I’ve been waiting to tell you about this garment for years. Â From even before it existed – from the moment I laid eyes on the fabric.
Before you read the post though, you need to set the mood. Â Put onÂ Aloha Ka ManiniÂ (Love the fish, or ) by the wonderful Israel Kamakawiwoâ€™ole and thenÂ Ka Uluwehi o ke KaiÂ (The Plants of the Sea) by Hapa. Â These are the songs of my childhood, and the Hawaiâ€™ian songs of the sea.
I grew up in Hawai’i, 10 minutes walk from the sea. Â My parents were farmers â€“ land people, but we kids loved the sea. Â We went down to the beach every time they let us. Â We snorkeled and swam and kayaked. Â I knew the names of all the fishes, the kinds of seaweed and coral, the history of the fishponds that ringed the coast like stone necklaces. Â I was in a hula halau (dance troop) for years. Â I was never particularly good, but my favourite dance was always Ka Uluwehi o ke Kai, a hula in praise of the different seaweeds, and the joy of the ocean.
I still live by the sea, and love the beasts and plants of the water, but itâ€™s a much colder, harsher water. Â Ka Moana Nui â€˜Akea (the Great Ocean of Light) has become Ka Moana Nui a Kiwa (the Great Ocean of the Explorer Kiwa). Â Every year about this time I get very homesick for the ocean I grew up with.

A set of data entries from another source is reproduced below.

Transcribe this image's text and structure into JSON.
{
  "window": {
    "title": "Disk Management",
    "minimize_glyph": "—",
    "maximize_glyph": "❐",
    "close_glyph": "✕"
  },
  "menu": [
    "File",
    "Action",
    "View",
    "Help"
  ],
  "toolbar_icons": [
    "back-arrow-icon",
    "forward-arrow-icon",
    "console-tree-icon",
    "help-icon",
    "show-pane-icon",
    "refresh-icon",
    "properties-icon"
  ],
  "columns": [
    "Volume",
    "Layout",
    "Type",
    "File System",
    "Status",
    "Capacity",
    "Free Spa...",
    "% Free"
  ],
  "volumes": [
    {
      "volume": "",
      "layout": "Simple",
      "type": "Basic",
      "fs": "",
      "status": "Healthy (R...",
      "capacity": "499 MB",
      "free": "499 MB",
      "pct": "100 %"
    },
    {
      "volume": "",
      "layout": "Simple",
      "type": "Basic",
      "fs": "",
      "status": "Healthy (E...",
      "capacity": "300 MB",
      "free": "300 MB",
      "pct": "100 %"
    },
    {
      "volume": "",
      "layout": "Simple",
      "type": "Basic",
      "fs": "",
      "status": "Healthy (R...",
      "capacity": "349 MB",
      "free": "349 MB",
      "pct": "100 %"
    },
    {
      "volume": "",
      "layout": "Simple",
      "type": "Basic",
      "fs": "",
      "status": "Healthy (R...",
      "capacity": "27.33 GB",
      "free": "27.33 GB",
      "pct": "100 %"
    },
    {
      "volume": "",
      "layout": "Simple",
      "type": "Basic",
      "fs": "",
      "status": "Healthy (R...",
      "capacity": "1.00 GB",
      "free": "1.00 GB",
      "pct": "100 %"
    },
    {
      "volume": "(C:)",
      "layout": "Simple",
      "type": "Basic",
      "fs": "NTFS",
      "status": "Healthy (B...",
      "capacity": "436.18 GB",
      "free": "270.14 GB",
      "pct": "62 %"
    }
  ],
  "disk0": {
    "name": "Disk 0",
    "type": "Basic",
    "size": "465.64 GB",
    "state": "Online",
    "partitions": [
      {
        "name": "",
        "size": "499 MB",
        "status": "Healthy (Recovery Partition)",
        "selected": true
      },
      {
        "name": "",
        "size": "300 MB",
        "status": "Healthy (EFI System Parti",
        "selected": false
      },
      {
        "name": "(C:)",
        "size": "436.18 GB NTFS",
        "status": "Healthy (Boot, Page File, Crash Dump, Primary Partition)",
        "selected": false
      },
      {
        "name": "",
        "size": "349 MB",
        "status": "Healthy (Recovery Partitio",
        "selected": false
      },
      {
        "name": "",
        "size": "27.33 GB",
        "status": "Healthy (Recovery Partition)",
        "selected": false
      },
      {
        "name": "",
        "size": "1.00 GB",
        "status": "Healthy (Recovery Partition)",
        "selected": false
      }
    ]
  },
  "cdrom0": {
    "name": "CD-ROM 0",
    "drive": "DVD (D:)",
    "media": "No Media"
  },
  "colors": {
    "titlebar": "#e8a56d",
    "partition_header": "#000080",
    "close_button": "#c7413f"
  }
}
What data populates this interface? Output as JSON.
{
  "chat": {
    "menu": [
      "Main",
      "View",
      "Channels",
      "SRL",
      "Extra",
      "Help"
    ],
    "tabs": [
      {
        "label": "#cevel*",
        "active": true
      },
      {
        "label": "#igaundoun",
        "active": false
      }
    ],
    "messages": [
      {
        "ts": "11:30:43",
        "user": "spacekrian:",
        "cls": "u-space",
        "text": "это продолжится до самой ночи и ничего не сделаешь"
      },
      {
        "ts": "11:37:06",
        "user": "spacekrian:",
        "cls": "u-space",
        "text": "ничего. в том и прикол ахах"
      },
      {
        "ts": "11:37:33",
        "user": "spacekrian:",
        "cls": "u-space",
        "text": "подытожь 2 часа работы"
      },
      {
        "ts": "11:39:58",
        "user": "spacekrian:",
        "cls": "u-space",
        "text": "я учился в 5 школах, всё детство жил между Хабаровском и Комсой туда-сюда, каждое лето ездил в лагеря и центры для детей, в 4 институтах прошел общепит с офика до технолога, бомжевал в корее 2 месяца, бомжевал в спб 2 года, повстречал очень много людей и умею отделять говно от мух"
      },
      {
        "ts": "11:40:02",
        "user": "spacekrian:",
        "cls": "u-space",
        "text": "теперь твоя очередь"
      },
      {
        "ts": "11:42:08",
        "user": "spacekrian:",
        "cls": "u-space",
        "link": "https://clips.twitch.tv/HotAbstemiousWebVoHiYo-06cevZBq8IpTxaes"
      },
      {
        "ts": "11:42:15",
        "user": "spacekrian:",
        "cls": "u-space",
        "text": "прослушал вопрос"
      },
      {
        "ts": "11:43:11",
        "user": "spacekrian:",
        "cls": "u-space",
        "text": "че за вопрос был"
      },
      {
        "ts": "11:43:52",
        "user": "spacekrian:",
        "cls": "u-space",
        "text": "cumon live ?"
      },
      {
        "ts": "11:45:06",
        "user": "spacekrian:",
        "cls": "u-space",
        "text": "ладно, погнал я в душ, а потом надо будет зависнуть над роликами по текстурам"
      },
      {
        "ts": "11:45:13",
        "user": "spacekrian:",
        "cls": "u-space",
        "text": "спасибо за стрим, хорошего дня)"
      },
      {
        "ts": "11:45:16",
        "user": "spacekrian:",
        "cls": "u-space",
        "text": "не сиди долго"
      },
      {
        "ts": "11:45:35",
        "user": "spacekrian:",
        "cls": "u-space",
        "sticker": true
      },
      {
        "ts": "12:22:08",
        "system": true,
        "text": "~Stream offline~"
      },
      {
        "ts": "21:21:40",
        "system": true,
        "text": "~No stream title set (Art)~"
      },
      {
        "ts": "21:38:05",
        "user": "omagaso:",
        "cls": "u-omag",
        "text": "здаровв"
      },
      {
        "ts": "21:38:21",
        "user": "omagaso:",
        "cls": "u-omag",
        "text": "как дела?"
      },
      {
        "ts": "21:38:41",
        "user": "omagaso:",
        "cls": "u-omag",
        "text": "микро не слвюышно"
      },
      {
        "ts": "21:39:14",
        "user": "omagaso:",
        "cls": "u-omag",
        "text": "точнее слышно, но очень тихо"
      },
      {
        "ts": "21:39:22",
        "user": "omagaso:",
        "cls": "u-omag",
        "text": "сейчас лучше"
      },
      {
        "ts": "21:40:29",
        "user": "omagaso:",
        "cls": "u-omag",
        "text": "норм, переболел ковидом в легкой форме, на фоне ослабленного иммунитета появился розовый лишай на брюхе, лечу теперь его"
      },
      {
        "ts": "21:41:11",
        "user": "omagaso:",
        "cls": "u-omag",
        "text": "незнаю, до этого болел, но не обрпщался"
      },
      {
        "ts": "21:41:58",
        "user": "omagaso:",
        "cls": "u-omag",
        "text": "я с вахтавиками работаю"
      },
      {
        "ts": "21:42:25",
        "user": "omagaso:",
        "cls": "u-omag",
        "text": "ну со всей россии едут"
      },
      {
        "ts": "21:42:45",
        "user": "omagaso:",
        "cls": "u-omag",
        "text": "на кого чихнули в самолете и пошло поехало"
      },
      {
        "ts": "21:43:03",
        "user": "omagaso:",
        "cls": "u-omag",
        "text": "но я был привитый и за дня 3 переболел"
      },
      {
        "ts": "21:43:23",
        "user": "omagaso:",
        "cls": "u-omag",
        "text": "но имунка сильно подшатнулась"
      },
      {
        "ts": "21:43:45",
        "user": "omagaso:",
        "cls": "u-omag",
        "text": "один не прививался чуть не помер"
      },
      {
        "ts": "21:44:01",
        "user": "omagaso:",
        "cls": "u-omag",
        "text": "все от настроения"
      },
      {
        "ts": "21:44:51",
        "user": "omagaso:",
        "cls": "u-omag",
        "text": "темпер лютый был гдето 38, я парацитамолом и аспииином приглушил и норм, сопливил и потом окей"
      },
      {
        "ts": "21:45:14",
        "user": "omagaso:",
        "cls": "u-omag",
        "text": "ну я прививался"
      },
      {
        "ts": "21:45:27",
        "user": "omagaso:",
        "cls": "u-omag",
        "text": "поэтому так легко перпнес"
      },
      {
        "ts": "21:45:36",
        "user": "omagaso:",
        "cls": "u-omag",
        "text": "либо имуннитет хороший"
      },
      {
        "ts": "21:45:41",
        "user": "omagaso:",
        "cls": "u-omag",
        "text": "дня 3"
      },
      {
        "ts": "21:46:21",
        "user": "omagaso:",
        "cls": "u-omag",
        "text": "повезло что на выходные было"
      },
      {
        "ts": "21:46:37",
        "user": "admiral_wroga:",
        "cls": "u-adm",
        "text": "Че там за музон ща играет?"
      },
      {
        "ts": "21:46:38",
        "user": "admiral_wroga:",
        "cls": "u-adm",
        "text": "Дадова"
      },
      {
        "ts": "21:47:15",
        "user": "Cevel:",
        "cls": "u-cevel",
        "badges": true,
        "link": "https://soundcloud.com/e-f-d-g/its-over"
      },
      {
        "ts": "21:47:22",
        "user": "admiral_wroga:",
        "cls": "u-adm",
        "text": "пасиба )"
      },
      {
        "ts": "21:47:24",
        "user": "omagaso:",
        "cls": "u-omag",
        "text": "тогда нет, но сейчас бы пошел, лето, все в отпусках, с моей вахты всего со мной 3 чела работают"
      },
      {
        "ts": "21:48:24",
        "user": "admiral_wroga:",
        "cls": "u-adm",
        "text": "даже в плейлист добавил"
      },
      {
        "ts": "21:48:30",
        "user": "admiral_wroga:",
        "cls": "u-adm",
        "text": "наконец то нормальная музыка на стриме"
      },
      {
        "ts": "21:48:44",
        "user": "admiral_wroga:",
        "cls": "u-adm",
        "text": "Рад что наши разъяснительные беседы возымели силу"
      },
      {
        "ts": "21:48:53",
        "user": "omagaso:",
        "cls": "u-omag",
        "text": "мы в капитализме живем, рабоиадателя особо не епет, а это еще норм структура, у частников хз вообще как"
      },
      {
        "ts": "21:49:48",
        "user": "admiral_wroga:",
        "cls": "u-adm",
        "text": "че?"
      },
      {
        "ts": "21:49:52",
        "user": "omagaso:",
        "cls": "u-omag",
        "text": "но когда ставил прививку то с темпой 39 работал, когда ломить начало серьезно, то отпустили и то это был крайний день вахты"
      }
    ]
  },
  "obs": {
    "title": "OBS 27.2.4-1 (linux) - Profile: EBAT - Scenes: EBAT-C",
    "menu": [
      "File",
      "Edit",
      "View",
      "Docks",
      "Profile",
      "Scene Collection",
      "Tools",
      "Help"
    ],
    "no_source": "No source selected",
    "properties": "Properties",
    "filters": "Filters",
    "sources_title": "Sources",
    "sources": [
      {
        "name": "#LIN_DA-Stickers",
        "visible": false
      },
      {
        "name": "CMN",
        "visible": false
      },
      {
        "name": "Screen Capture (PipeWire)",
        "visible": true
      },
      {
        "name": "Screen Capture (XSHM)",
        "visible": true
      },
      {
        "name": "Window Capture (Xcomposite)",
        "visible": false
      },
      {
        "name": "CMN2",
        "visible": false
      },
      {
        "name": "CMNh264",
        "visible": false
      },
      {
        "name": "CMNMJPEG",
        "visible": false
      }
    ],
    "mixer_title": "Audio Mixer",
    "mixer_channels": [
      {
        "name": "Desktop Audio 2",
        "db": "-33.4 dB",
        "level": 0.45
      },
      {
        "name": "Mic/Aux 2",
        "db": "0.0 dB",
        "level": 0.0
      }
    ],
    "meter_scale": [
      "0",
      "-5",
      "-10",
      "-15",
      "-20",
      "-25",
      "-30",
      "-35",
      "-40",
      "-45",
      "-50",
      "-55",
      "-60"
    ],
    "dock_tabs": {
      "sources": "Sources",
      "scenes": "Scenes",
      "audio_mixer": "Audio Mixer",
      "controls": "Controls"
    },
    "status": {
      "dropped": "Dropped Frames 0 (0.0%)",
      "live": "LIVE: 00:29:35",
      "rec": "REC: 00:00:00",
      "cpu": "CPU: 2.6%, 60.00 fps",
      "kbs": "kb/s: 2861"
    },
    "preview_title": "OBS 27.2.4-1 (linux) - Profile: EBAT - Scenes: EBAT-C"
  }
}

Three years ago, just at this time of year, I walked into my favourite fabric store here in Wellington. Â There in the corner was a bolt of the most amazing cotton voile in some of my favourite colours, patterned with Hawaiâ€™ian fish and sea life, and emblazoned with their names. Â There was the stripedÂ kihikihi, the littleÂ manini, the deliciousÂ papio, the flying fishÂ malolo, the spikeyÂ wana, the limpet,opihi, clinging to the rocks, the tinyÂ hinalea, even my favourite: limu (seaweed). Â All there, named and drawn. Â IÂ couldnâ€™tÂ pass it up.
Also, I may have cried.
I made a blouse for my mum out of it right away, but I saved a bit for something for me. Â This winter was just the time to make something that would make me think of home, but in the happiest way.
For this very special fabric I used one of my Grandmother’s patterns -Â Butterick 6223, a cute, simple ’50s blouse with a very flattering scooped neck. Â After cutting it out I had a moment of “oh no! Â I think I own a better pattern for this”, but with the blouse sewn up I love it. Â I’m glad I went with this pattern.
The blouse was easy peasy to put together â€“ I used french seams, turned all the edges of my facings with a tiny rolled hem, and finished the sleeves with a rolled hem for a curvy seaweed effect. Â The hem of the blouse is bound in lime green bias binding, and then turned up and hand-stitched down (fabulous!). Â I used white buttons up the front to mimic the white bubbles on the pattern. Â The buttons are sewn on with no buttonholes – wide necklines + small bust = don’t need an openings.
Thanks to three days of pouring rain, most of the photos were taken at Te Papa â€“ the national museum. Â I used my American accent to my advantage and asked visitors to take photos of me with the sea themed displays. Â I’m sure they assumed I was a tourist! Â I got very theme-y and paired it with shell earrings and a coral necklace that I bought before I knew how back the coral industry was (if you love our oceans don’t ever buy coral jewellery).
The one sad thing about this blouse is that the camera had a moment when I was trying to use the timer to get a few detail shots, and it may be dead. Â :-(. Â So this is the only where you can really see the fabric, and the way the words are printed both reverse and right side out:
Just the facts, Maâ€™am:
Fabric:Â 1 metre of 100% cotton voile patterned withÂ Hawaiian sea life. $18
Pattern:Â Butterick 6223, from my Grandmother.
Year:Â early 1950s
Notions:Â 5 white plastic buttons (inherited from Nana), 2 vintage metal domes (thrifted or inherited), 1 metre of vintage green bias binding (thrifted, 20 cents)
Hours:Â 2.5 Â Lovely, fast and easy.
Make again? Â Yes! Â I love this blouse pattern, so easy, and flattering. Â Next time I wonâ€™t size the pattern up though.
First worn:Â Monday for the first lecture of the semester (my lecture hall is so hot, and I get even hotter talking for an hour), and then for a quick photoshoot at Te Papa.
Wear again?Â Yes! Â It probably wonâ€™t be warm enough to get away with it until at least October in Wellington, but Iâ€™ll be going home to Hawaii in August. Â I hope they donâ€™t think Iâ€™m a tourist!
Total cost:Â $18.20. Â A lot for a blouse, but oh, that fabric!